Task objective - Would you please copy every line of the material that follows, exactly as it reads?

Data shown -

--

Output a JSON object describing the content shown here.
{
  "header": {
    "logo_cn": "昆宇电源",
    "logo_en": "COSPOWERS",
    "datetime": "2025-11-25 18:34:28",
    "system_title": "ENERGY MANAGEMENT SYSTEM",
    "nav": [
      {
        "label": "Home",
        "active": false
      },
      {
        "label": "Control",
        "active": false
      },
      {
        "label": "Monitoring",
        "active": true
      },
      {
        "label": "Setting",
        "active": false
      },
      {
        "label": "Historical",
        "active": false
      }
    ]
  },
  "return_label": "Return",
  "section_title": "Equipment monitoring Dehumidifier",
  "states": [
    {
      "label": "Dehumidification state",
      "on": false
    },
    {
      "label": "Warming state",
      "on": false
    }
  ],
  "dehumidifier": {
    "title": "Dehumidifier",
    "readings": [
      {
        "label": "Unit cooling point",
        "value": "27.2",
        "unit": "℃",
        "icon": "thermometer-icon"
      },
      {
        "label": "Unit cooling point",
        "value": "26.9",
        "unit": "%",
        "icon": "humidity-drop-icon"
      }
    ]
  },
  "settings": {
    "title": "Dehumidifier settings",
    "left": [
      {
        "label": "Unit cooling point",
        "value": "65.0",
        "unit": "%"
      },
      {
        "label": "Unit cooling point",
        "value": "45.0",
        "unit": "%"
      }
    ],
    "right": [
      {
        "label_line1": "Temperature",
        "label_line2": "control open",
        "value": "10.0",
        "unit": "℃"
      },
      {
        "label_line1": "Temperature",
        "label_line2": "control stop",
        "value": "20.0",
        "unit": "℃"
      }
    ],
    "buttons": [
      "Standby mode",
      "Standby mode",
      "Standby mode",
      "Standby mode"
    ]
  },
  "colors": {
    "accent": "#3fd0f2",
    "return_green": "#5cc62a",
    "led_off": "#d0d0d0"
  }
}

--

Response for this exercise -
Output a JSON object describing the content shown here.
{
  "header": {
    "logo_cn": "昆宇电源",
    "logo_en": "COSPOWERS",
    "datetime": "2025-11-25 18:34:28",
    "system_title": "ENERGY MANAGEMENT SYSTEM",
    "nav": [
      {
        "label": "Home",
        "active": false
      },
      {
        "label": "Control",
        "active": false
      },
      {
        "label": "Monitoring",
        "active": true
      },
      {
        "label": "Setting",
        "active": false
      },
      {
        "label": "Historical",
        "active": false
      }
    ]
  },
  "return_label": "Return",
  "section_title": "Equipment monitoring Dehumidifier",
  "states": [
    {
      "label": "Dehumidification state",
      "on": false
    },
    {
      "label": "Warming state",
      "on": false
    }
  ],
  "dehumidifier": {
    "title": "Dehumidifier",
    "readings": [
      {
        "label": "Unit cooling point",
        "value": "27.2",
        "unit": "℃",
        "icon": "thermometer-icon"
      },
      {
        "label": "Unit cooling point",
        "value": "26.9",
        "unit": "%",
        "icon": "humidity-drop-icon"
      }
    ]
  },
  "settings": {
    "title": "Dehumidifier settings",
    "left": [
      {
        "label": "Unit cooling point",
        "value": "65.0",
        "unit": "%"
      },
      {
        "label": "Unit cooling point",
        "value": "45.0",
        "unit": "%"
      }
    ],
    "right": [
      {
        "label_line1": "Temperature",
        "label_line2": "control open",
        "value": "10.0",
        "unit": "℃"
      },
      {
        "label_line1": "Temperature",
        "label_line2": "control stop",
        "value": "20.0",
        "unit": "℃"
      }
    ],
    "buttons": [
      "Standby mode",
      "Standby mode",
      "Standby mode",
      "Standby mode"
    ]
  },
  "colors": {
    "accent": "#3fd0f2",
    "return_green": "#5cc62a",
    "led_off": "#d0d0d0"
  }
}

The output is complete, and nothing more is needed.